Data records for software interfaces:
====
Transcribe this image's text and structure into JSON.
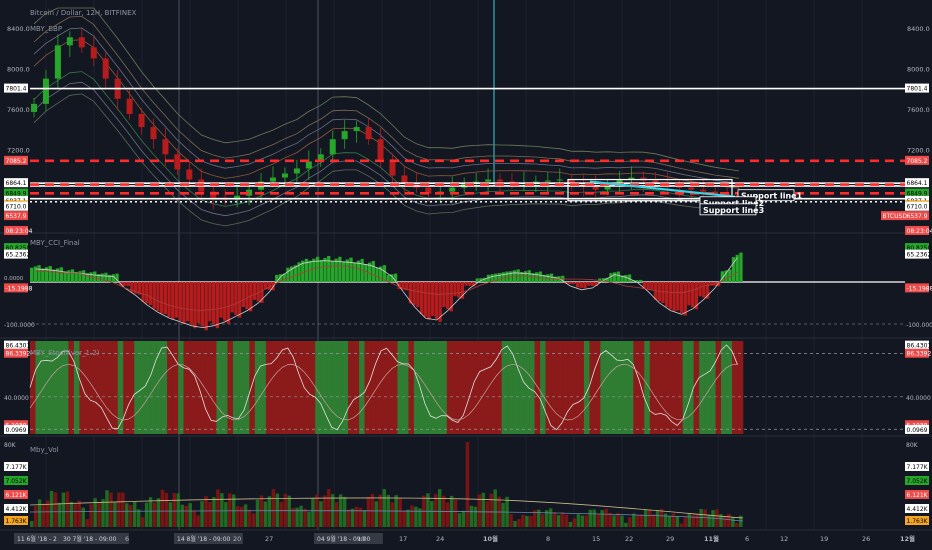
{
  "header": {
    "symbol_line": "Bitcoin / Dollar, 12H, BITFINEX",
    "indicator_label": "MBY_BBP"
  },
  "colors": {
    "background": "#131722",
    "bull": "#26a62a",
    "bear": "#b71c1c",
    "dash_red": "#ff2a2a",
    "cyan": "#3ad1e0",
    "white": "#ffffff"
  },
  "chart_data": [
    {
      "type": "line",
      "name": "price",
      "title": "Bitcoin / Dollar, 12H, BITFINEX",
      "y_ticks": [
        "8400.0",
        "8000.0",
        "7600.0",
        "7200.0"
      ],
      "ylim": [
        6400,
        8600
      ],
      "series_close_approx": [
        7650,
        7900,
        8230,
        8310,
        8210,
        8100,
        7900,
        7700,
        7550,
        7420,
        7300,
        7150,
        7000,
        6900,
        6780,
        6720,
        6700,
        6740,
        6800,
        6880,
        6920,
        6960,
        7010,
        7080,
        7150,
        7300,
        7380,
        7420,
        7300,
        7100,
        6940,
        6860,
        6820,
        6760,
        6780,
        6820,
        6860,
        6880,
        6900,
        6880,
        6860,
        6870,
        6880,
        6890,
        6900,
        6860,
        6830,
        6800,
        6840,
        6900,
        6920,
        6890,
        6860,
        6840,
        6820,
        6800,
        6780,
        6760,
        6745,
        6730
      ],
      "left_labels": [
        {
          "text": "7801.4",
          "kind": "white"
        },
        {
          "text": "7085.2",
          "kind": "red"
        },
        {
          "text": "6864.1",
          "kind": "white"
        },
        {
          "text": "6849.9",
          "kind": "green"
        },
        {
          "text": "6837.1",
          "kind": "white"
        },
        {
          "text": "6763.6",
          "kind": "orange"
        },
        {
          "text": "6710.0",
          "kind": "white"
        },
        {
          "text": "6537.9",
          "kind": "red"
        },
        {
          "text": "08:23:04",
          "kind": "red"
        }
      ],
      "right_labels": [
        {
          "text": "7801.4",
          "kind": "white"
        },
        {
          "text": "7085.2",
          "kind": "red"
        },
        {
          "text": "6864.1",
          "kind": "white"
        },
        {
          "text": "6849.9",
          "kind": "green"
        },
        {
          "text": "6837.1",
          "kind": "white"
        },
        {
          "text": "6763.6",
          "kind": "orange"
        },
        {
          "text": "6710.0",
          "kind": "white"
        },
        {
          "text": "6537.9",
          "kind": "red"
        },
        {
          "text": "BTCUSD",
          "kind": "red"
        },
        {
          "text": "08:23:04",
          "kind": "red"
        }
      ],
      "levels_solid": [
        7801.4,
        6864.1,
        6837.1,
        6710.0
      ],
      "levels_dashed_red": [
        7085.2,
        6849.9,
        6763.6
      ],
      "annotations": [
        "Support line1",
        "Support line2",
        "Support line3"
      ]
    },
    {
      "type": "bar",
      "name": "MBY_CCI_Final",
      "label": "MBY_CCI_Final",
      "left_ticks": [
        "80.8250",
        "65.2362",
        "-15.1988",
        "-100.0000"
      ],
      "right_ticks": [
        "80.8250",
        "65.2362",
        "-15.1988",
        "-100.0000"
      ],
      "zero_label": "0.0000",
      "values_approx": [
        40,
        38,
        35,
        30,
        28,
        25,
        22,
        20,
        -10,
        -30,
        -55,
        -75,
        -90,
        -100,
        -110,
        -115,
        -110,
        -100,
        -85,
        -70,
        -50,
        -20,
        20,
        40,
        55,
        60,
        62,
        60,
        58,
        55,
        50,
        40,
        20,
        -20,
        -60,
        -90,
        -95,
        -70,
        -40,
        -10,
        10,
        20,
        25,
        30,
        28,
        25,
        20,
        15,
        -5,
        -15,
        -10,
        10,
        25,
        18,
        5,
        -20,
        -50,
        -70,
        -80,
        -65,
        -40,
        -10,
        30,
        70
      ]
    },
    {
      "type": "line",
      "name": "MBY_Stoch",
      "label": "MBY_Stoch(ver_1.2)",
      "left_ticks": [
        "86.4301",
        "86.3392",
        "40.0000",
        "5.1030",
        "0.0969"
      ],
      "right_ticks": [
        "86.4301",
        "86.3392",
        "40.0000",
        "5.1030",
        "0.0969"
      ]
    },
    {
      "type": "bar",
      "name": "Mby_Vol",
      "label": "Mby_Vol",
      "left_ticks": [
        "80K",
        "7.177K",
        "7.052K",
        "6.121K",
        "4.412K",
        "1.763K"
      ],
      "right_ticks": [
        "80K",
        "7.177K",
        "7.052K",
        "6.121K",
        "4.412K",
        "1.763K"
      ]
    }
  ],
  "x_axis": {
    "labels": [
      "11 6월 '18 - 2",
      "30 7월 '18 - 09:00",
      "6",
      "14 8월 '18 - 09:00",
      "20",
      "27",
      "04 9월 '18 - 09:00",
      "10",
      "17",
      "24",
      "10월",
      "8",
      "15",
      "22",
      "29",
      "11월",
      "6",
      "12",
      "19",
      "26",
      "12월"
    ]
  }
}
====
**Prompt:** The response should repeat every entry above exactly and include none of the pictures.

**Finished exercise:**
Transcribe this image's text and structure into JSON.
{
  "header": {
    "symbol_line": "Bitcoin / Dollar, 12H, BITFINEX",
    "indicator_label": "MBY_BBP"
  },
  "colors": {
    "background": "#131722",
    "bull": "#26a62a",
    "bear": "#b71c1c",
    "dash_red": "#ff2a2a",
    "cyan": "#3ad1e0",
    "white": "#ffffff"
  },
  "chart_data": [
    {
      "type": "line",
      "name": "price",
      "title": "Bitcoin / Dollar, 12H, BITFINEX",
      "y_ticks": [
        "8400.0",
        "8000.0",
        "7600.0",
        "7200.0"
      ],
      "ylim": [
        6400,
        8600
      ],
      "series_close_approx": [
        7650,
        7900,
        8230,
        8310,
        8210,
        8100,
        7900,
        7700,
        7550,
        7420,
        7300,
        7150,
        7000,
        6900,
        6780,
        6720,
        6700,
        6740,
        6800,
        6880,
        6920,
        6960,
        7010,
        7080,
        7150,
        7300,
        7380,
        7420,
        7300,
        7100,
        6940,
        6860,
        6820,
        6760,
        6780,
        6820,
        6860,
        6880,
        6900,
        6880,
        6860,
        6870,
        6880,
        6890,
        6900,
        6860,
        6830,
        6800,
        6840,
        6900,
        6920,
        6890,
        6860,
        6840,
        6820,
        6800,
        6780,
        6760,
        6745,
        6730
      ],
      "left_labels": [
        {
          "text": "7801.4",
          "kind": "white"
        },
        {
          "text": "7085.2",
          "kind": "red"
        },
        {
          "text": "6864.1",
          "kind": "white"
        },
        {
          "text": "6849.9",
          "kind": "green"
        },
        {
          "text": "6837.1",
          "kind": "white"
        },
        {
          "text": "6763.6",
          "kind": "orange"
        },
        {
          "text": "6710.0",
          "kind": "white"
        },
        {
          "text": "6537.9",
          "kind": "red"
        },
        {
          "text": "08:23:04",
          "kind": "red"
        }
      ],
      "right_labels": [
        {
          "text": "7801.4",
          "kind": "white"
        },
        {
          "text": "7085.2",
          "kind": "red"
        },
        {
          "text": "6864.1",
          "kind": "white"
        },
        {
          "text": "6849.9",
          "kind": "green"
        },
        {
          "text": "6837.1",
          "kind": "white"
        },
        {
          "text": "6763.6",
          "kind": "orange"
        },
        {
          "text": "6710.0",
          "kind": "white"
        },
        {
          "text": "6537.9",
          "kind": "red"
        },
        {
          "text": "BTCUSD",
          "kind": "red"
        },
        {
          "text": "08:23:04",
          "kind": "red"
        }
      ],
      "levels_solid": [
        7801.4,
        6864.1,
        6837.1,
        6710.0
      ],
      "levels_dashed_red": [
        7085.2,
        6849.9,
        6763.6
      ],
      "annotations": [
        "Support line1",
        "Support line2",
        "Support line3"
      ]
    },
    {
      "type": "bar",
      "name": "MBY_CCI_Final",
      "label": "MBY_CCI_Final",
      "left_ticks": [
        "80.8250",
        "65.2362",
        "-15.1988",
        "-100.0000"
      ],
      "right_ticks": [
        "80.8250",
        "65.2362",
        "-15.1988",
        "-100.0000"
      ],
      "zero_label": "0.0000",
      "values_approx": [
        40,
        38,
        35,
        30,
        28,
        25,
        22,
        20,
        -10,
        -30,
        -55,
        -75,
        -90,
        -100,
        -110,
        -115,
        -110,
        -100,
        -85,
        -70,
        -50,
        -20,
        20,
        40,
        55,
        60,
        62,
        60,
        58,
        55,
        50,
        40,
        20,
        -20,
        -60,
        -90,
        -95,
        -70,
        -40,
        -10,
        10,
        20,
        25,
        30,
        28,
        25,
        20,
        15,
        -5,
        -15,
        -10,
        10,
        25,
        18,
        5,
        -20,
        -50,
        -70,
        -80,
        -65,
        -40,
        -10,
        30,
        70
      ]
    },
    {
      "type": "line",
      "name": "MBY_Stoch",
      "label": "MBY_Stoch(ver_1.2)",
      "left_ticks": [
        "86.4301",
        "86.3392",
        "40.0000",
        "5.1030",
        "0.0969"
      ],
      "right_ticks": [
        "86.4301",
        "86.3392",
        "40.0000",
        "5.1030",
        "0.0969"
      ]
    },
    {
      "type": "bar",
      "name": "Mby_Vol",
      "label": "Mby_Vol",
      "left_ticks": [
        "80K",
        "7.177K",
        "7.052K",
        "6.121K",
        "4.412K",
        "1.763K"
      ],
      "right_ticks": [
        "80K",
        "7.177K",
        "7.052K",
        "6.121K",
        "4.412K",
        "1.763K"
      ]
    }
  ],
  "x_axis": {
    "labels": [
      "11 6월 '18 - 2",
      "30 7월 '18 - 09:00",
      "6",
      "14 8월 '18 - 09:00",
      "20",
      "27",
      "04 9월 '18 - 09:00",
      "10",
      "17",
      "24",
      "10월",
      "8",
      "15",
      "22",
      "29",
      "11월",
      "6",
      "12",
      "19",
      "26",
      "12월"
    ]
  }
}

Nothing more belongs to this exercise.